Egypt's authorities have promised swift action to search for Queen Nefertiti's tomb following claims it could be in a hidden chamber behind Tutankhamun.
The theory, presented by British Egyptologist Nicholas Reeves, speculates that King Tut, who died at the age of 19, may have been rushed into an outer chamber of what was originally Nefertiti's tomb.
Since the 1922 discovery of King Tut's 3,300-year-old pharaonic mausoleum in the Valley of the Kings near the city of Luxor, his tomb has become the focus of attention for archaeologists worldwide - and one of Egypt's prime tourist draws.
Antiquities minister Mamdouh el-Damaty says the radar equipment could be obtained and be at the site within three months, or perhaps as early as November, for the 93rd anniversary of the discovery of Tut's tomb.
He told reporters in Cairo that plans are being finalised and he believes the radar equipment "will confirm whether there's something" there.
Archaeologists are yet to find the tomb of Queen Nefertiti, known for her beauty and famous since her bust was discovered in 1912, now on display at the Neues Museum in Berlin.
Mr Reeves believes the walls of King Tut's tomb could conceal two unexplored doorways, one of which could lead to Nefertiti's tomb.
His theory has reinvigorated the search for Nefertiti, who was also the primary wife of Pharaoh Akhenaten, widely believed to have been Tut's father.
Mr Reeves also speculates that, if he is right, the hidden chamber could hold undiscovered artefacts.

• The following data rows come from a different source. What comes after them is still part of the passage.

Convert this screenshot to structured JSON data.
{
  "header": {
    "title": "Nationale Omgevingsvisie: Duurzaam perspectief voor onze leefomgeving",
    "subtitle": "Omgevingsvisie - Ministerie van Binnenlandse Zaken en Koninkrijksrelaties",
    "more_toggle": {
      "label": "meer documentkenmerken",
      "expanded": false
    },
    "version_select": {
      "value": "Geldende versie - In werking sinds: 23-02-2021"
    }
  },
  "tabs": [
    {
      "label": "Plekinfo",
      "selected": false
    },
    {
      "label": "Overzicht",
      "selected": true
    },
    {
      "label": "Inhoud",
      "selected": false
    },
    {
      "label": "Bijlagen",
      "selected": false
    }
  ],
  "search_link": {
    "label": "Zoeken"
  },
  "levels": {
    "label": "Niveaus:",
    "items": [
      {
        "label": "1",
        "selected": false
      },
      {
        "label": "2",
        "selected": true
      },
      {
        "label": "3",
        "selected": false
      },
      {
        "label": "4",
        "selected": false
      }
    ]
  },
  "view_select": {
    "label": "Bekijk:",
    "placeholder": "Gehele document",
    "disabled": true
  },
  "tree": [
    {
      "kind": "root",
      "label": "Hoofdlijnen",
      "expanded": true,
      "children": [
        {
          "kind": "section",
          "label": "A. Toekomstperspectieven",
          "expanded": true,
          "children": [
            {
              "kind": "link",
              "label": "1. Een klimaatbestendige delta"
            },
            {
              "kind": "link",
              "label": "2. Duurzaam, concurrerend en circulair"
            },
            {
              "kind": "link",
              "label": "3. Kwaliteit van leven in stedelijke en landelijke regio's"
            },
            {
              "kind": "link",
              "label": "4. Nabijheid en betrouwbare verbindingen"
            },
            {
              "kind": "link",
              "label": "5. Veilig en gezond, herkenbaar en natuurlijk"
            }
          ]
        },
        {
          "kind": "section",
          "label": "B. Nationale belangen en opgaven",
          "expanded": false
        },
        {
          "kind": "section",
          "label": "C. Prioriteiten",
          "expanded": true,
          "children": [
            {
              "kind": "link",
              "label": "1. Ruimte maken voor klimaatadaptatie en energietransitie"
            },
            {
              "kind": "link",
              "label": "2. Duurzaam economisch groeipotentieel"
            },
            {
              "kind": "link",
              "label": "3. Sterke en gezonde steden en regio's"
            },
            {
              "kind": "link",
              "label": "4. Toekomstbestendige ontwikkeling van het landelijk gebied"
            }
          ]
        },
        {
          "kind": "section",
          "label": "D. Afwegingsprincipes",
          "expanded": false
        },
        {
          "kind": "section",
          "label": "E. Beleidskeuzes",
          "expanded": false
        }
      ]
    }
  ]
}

Mr el-Damaty told reporters in Cairo that a plan would be presented "immediately" for non-invasive radar equipment.